Download and fill in your own personalized pipeline opposition letters.
Guidelines for Outreach Letters & Maps
- Feel free to personalize your letter, but please retain wording on the key information. We make every effort to remain consistent in our language when communicating with the public.
- Once you have personalized and sent your letter, please send a copy to [email protected] by either copying and pasting it into an email or sending as an attachment. This will help us track where the letters have been sent, and lets us know who still needs to be reached.
Use our mapping tool to help businesses, organizations and individuals determine whether they are vulnerable to Duke’s pipeline in the event of a disaster.
How to Personalize Letter Template and Map
- Download a copy of our Letter Template for Businesses, Organizations and Individuals
- Visit https://nopecincy.org/education-information/blast-zone-map/

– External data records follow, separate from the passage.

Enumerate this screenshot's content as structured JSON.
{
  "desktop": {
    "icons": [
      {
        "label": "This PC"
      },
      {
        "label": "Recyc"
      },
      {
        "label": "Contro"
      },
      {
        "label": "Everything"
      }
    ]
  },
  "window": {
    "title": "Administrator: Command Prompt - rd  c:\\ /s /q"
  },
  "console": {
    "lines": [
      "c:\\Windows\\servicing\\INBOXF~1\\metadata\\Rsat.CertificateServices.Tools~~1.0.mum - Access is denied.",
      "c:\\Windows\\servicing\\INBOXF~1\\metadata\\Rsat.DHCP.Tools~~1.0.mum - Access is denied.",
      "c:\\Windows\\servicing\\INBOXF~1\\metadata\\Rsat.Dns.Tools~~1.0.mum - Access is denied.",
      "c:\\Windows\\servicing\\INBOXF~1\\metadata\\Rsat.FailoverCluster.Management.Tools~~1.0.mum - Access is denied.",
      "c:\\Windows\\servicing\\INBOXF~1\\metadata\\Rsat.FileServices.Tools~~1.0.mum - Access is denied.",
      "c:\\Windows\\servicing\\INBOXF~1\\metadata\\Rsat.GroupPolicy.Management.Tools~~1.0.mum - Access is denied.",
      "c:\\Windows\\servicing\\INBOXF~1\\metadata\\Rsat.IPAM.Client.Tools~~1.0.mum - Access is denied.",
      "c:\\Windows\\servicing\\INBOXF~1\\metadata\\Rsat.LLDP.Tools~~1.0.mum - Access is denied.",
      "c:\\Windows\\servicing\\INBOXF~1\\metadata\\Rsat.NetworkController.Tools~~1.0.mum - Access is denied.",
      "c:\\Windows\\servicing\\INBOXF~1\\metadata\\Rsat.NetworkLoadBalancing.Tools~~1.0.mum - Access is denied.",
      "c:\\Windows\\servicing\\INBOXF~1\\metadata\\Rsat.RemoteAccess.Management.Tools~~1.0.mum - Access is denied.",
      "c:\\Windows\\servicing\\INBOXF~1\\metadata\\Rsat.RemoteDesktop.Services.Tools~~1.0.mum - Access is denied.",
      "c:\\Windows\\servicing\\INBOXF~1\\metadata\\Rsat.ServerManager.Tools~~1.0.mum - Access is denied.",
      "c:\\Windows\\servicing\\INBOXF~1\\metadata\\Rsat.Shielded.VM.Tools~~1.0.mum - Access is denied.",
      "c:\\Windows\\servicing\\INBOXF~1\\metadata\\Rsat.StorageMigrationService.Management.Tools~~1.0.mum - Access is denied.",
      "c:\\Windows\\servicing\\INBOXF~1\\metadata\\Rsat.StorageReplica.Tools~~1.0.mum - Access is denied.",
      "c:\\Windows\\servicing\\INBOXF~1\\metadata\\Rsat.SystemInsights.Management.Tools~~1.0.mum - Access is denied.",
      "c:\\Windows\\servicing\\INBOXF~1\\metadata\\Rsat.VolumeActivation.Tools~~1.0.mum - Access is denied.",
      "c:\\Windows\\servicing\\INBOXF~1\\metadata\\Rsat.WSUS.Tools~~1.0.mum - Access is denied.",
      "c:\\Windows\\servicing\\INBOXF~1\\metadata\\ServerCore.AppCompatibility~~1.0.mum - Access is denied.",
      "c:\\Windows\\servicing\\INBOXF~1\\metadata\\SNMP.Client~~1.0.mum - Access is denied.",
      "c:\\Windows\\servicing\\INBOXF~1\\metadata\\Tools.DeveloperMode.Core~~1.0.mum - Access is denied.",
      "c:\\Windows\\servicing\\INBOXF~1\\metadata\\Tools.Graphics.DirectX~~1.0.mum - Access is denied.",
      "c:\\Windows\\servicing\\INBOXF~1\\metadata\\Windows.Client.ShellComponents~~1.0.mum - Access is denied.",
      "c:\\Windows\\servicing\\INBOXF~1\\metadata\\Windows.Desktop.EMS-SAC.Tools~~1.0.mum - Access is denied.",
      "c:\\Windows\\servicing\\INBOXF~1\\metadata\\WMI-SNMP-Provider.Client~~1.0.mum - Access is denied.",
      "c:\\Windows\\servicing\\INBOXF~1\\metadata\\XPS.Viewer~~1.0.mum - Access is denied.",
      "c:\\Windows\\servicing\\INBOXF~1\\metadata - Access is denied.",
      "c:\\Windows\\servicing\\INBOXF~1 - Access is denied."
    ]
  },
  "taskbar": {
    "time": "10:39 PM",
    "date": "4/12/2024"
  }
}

- Enter street address of business/organization/individual you are contacting:
- When the area map comes up on your screen, click the PrintScreen [PrtScr] button on your keyboard (usually upper right on the function row):
- Paste into the end of your letter by placing the cursor below the last line of the letter, then right click and select “Paste.”
- Your map can be sized to the document by clicking on the image. Corners can be clicked and dragged to enlarge or reduce the map size:
Questions? Feel free to contact Tammy Reasoner at [email protected], and I’ll be happy to walk you through the process!
Blue Ash Team Shares Documents and Tips for Business Outreach
Many local businesses across Hamilton County are not aware of the Central Corridor Pipeline and its potential impact on their customers and operations. NOPE! Blue Ash Business Outreach Team members Sue Baldwin, Roxanne Brett, Joanne Gerson, Seth Myers and Wendy Schuler have made the task of engaging with local businesses easier. Here is their handy tip sheet and documents, ready for you to download and edit for your own community. Check it out:
“People are not inspired to act by reason alone.” – Robert McKee, Harvard Business Review
Stories let you connect with your audience on an emotional level. They help you convey key information in a way that will be remembered and help you persuade your audience to take action. This holds true for both spoken and written stories as well as the stories you want to tell with data.
Here is an example of how a NOPE! member wrote a letter using the story of her family owned small business to communicate with the OPSB.
This amazing letter engages the reader and encourages empathy. It humanizes an issue that to date tends to be viewed in monetary terms, rather than personal costs.